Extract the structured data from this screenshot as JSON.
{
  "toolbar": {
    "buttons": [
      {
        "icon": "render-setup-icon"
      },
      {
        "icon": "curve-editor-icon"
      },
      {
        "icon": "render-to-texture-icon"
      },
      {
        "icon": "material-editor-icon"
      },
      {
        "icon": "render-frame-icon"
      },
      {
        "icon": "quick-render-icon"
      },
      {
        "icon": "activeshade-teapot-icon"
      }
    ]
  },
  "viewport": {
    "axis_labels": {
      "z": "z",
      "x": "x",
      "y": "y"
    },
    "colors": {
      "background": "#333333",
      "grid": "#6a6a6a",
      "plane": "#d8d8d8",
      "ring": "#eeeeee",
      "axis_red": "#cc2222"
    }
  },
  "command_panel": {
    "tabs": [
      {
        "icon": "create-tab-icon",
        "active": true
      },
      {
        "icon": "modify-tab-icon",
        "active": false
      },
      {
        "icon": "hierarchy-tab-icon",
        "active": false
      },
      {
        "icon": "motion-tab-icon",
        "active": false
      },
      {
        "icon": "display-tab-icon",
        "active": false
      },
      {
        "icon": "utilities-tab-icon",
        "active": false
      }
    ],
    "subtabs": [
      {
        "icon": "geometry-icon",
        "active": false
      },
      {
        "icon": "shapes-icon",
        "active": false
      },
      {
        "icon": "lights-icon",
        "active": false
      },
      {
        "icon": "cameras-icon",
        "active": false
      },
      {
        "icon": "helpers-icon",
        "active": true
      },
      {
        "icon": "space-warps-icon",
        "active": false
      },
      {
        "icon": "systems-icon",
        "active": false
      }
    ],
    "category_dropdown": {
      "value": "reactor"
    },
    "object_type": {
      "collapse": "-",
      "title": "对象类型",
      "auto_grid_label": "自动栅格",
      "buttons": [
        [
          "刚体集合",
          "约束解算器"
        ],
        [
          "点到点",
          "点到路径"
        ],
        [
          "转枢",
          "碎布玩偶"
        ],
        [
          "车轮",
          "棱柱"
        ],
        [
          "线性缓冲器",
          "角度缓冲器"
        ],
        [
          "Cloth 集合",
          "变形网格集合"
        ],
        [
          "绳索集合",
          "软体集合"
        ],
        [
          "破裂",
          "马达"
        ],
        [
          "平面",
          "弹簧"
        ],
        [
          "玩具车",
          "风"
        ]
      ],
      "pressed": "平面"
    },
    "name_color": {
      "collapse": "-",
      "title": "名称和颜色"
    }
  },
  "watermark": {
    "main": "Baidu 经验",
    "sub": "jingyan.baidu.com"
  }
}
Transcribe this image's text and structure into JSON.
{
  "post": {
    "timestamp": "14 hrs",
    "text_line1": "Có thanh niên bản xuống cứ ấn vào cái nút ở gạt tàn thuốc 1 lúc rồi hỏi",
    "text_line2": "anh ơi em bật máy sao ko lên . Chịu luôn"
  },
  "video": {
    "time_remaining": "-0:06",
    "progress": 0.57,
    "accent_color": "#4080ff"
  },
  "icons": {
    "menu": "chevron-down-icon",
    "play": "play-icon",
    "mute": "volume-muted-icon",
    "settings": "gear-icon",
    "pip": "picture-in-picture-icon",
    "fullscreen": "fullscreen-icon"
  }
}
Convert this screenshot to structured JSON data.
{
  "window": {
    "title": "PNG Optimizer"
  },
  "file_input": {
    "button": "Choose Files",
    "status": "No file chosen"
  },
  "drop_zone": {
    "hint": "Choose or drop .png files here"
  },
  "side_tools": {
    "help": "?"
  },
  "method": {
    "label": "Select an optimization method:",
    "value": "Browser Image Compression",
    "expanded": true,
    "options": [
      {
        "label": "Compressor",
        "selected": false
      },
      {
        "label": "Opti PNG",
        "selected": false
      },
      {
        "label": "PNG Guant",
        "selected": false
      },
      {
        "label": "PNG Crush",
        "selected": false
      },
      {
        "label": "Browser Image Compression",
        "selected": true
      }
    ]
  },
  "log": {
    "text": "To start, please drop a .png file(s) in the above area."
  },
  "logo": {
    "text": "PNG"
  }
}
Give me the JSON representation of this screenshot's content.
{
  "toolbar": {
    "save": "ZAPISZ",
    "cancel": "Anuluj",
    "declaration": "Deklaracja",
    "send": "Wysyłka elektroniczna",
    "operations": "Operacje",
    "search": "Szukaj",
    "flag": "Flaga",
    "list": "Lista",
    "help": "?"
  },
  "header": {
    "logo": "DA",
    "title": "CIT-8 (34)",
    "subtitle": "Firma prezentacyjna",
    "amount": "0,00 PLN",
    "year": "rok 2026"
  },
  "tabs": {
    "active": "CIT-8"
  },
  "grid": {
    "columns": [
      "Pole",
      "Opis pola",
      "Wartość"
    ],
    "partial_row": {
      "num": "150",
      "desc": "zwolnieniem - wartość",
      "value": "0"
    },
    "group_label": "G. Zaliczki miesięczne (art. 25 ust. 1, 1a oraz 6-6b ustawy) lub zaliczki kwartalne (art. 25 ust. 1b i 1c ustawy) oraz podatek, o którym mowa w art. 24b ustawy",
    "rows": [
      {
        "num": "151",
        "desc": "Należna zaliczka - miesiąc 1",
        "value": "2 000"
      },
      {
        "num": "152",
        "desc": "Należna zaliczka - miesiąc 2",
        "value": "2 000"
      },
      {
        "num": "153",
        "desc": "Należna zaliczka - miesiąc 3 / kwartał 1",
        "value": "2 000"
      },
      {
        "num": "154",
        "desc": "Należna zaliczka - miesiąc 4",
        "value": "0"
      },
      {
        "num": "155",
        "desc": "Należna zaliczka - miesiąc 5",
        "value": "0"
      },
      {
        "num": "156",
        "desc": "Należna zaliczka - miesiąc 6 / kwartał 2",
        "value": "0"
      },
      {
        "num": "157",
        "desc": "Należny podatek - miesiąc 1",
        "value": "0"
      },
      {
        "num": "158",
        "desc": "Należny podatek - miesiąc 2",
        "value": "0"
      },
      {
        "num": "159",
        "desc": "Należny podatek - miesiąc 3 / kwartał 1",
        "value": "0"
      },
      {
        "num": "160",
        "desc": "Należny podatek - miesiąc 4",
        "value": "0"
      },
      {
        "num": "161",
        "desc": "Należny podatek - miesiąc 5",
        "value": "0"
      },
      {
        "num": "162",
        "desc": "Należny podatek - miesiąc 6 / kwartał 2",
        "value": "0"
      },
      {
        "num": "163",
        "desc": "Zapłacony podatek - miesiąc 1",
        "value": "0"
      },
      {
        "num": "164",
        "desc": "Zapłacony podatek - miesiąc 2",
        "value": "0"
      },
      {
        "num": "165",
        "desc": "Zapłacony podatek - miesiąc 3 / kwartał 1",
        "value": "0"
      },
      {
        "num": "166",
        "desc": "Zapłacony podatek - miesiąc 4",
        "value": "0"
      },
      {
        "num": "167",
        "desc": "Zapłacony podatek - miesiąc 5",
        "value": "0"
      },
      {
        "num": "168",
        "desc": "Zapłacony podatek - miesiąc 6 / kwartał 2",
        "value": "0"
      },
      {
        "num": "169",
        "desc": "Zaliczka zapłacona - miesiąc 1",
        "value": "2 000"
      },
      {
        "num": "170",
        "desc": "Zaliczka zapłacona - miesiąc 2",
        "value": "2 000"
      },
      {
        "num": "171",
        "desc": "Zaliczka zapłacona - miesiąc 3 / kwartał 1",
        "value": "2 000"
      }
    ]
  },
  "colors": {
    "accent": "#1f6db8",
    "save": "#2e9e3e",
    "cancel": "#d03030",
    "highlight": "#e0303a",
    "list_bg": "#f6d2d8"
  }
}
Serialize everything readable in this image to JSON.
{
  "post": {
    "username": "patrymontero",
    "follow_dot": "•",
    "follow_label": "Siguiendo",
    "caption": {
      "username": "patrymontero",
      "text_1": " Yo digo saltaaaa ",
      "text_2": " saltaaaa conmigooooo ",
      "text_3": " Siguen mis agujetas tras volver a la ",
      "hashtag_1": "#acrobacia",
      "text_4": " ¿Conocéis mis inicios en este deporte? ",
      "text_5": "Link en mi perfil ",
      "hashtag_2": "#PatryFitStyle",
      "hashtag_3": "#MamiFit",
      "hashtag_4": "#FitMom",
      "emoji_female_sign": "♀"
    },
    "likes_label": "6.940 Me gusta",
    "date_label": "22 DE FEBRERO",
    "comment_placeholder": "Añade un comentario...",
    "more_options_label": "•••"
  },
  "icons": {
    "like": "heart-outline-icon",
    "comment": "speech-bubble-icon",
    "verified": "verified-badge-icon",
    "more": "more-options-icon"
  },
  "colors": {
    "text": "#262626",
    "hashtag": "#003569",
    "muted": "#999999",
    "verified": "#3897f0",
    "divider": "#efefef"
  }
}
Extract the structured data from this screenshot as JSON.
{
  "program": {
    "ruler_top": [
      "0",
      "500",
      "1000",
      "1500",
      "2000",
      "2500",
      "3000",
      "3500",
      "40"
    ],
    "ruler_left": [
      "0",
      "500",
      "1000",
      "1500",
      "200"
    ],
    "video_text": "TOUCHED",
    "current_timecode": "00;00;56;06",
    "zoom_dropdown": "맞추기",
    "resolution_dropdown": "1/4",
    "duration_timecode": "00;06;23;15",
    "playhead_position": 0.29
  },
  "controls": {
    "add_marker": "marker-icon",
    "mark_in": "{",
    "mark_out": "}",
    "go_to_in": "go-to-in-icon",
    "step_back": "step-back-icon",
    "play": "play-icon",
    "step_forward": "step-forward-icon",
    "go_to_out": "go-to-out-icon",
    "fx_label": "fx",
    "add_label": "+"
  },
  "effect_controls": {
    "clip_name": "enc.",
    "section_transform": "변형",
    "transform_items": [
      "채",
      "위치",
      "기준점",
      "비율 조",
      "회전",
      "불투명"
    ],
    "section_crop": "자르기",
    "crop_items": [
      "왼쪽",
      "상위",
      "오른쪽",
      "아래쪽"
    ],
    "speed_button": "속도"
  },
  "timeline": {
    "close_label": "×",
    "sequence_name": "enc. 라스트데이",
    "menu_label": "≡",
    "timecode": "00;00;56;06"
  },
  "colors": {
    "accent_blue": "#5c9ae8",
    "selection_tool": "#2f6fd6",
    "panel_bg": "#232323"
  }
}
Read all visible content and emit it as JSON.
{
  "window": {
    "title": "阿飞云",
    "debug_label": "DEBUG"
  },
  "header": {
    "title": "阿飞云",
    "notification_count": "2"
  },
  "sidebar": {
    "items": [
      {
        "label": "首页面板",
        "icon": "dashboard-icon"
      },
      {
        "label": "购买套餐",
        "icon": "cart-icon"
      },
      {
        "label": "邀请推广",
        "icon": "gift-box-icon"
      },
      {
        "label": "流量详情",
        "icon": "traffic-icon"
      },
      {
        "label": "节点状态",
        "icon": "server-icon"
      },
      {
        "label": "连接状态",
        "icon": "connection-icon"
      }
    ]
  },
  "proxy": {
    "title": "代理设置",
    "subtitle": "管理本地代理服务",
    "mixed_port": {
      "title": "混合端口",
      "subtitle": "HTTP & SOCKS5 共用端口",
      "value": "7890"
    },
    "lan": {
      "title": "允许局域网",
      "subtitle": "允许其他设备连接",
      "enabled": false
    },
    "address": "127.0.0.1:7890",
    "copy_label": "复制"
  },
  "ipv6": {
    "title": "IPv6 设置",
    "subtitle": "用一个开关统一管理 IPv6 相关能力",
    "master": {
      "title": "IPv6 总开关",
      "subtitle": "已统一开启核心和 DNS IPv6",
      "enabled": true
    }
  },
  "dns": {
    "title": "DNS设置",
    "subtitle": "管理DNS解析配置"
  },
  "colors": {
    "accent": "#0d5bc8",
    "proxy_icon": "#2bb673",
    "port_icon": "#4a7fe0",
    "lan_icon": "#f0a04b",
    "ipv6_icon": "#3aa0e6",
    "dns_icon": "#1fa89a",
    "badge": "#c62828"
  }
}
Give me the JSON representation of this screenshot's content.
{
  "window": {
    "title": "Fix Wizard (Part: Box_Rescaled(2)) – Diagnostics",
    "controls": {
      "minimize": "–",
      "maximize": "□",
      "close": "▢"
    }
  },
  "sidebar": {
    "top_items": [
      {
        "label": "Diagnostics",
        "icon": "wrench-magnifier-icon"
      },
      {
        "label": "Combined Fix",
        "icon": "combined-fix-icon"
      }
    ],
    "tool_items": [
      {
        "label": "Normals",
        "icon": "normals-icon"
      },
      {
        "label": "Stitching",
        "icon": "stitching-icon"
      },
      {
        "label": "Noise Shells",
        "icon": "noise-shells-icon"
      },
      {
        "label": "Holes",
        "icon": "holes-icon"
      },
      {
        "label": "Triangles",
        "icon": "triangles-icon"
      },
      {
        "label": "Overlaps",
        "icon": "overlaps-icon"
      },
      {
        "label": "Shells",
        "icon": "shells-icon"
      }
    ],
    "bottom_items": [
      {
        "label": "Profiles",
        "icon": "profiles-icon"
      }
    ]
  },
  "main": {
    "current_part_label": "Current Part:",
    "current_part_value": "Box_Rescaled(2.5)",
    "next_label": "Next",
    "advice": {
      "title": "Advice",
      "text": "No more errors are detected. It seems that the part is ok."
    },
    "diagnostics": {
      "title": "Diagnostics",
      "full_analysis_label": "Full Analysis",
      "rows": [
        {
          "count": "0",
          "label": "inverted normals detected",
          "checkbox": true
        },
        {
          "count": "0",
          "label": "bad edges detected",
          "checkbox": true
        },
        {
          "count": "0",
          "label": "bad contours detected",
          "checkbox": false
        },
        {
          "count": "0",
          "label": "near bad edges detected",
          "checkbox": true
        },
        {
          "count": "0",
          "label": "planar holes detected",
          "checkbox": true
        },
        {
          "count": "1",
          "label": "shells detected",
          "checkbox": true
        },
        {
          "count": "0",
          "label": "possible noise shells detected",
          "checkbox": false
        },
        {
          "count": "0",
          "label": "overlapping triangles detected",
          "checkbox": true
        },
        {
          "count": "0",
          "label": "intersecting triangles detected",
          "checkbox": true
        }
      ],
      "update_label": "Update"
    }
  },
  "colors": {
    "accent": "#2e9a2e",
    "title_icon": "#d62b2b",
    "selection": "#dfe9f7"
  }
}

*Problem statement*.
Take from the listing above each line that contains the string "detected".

*Solution for this exercise*.
      "text": "No more errors are detected. It seems that the part is ok."
          "label": "inverted normals detected",
          "label": "bad edges detected",
          "label": "bad contours detected",
          "label": "near bad edges detected",
          "label": "planar holes detected",
          "label": "shells detected",
          "label": "possible noise shells detected",
          "label": "overlapping triangles detected",
          "label": "intersecting triangles detected",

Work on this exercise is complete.